The next twenty-something miles were spent thinking about those two people and what they must have encountered and overcome along their journey. Truly incredible. During this time the scenery of this stretch reminded me of home actually. Although hundreds of miles away there was a striking resemblance to the rolling hills of Madison County, Iowa with large stretches of farmland accompanied by the intermittent farm home.

At some point the smooth pavement turned to quite rough tarmac and my hands were really feeling every vibration through my stiff bike. In due course, the town of Point Arena appeared. A highlight of Point Arena is their lighthouse. Unfortunately, the closing time of 4:30 had already come and passed so I continued south with hopes of reaching the town of Gualala before 8 pm as that was the closing time of Gualala Supermarket. Sure enough, Gualala appeared and after a quick tour through the neat town I arrived at the supermarket with a big appetite. After locking up my bike outside I made a few select choices including carrots, 2 bananas, a 6 pack of cinnamon rolls, a jar of peanut butter, and a quart of chocolate milk. The milk was rapidly devoured as everything else was packed. It was only a few more miles outside town to reach the campground on the east side of Highway 1.

The Gualala Point Regional Park campground was a pleasant surprise with well maintained facilities, hot showers, and a great hiker/biker site tucked into the dense trees overlooking the river all for only a $5 fee. I was welcomed by only one other cyclist who was a friendly young man from Austria, and there was a great big picnic table to claim for a bed. I ate that evening’s meal in the dark using my headlamp for light as I snacked on carrots dipped in peanut butter and cinnamon rolls topped with the same. Simultaneously, this was the best opportunity to take a look at the map and plan out a tentative destination for the next day. During the planning and eating in the dark I was filled with a great sense of accomplishment for the day covering the greatest distance and greatest amount of elevation gain in one day of the entire tour. The feeling didn’t last long as the evening grew later.
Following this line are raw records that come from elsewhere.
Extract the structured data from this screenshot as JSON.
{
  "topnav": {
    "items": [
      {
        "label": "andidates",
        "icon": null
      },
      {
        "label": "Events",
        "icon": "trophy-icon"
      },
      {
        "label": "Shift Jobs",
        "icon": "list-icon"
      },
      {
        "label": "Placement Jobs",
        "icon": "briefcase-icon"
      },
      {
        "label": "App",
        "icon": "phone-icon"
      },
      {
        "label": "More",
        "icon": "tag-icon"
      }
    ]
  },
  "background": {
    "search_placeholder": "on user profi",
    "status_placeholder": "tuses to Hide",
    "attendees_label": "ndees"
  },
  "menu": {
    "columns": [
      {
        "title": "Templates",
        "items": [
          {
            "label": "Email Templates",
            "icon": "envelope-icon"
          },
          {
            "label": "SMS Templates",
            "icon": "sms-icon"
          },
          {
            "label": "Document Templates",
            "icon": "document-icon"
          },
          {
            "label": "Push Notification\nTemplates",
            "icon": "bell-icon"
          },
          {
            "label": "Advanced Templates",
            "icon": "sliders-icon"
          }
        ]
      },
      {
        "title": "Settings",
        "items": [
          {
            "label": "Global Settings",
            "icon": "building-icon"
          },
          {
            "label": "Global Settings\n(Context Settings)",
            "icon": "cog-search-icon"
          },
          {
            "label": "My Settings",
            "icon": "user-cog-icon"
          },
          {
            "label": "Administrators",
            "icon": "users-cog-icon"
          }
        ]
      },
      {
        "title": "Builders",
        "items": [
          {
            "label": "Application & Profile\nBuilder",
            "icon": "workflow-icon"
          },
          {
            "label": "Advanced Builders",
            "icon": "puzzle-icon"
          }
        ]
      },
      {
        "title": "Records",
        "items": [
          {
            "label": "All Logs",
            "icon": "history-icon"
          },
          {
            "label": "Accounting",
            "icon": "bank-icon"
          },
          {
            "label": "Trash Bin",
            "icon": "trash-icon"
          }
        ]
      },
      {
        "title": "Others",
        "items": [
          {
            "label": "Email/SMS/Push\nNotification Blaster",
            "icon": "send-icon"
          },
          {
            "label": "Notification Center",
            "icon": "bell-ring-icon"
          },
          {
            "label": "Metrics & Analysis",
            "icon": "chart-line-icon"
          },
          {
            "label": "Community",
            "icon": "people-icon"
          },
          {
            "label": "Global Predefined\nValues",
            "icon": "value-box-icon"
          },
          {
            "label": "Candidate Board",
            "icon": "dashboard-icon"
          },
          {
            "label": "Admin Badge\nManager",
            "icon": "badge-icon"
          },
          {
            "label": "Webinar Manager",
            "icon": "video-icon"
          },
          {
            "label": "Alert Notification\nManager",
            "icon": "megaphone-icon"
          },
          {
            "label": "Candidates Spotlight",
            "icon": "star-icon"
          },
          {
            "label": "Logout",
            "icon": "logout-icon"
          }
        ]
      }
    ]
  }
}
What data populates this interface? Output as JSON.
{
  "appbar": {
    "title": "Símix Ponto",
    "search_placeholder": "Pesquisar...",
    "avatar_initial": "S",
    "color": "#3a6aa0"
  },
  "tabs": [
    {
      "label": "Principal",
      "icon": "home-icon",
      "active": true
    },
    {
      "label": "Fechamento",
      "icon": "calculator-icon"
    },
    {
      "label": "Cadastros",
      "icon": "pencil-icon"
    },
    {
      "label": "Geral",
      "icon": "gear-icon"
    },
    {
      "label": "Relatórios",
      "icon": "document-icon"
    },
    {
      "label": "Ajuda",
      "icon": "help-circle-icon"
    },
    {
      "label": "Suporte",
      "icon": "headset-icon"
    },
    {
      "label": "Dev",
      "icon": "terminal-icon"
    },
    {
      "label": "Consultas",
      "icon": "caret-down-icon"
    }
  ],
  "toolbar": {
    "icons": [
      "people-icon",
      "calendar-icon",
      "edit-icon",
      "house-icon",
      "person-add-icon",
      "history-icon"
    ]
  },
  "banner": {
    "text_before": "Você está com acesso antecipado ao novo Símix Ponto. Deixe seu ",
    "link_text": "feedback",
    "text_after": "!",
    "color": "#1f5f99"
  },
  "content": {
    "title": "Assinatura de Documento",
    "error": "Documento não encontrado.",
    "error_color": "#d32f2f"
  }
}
It was time for much needed rest to prepare for the next day of riding as many miles still lay ahead before reaching my ultimate goal of crossing into Mexico.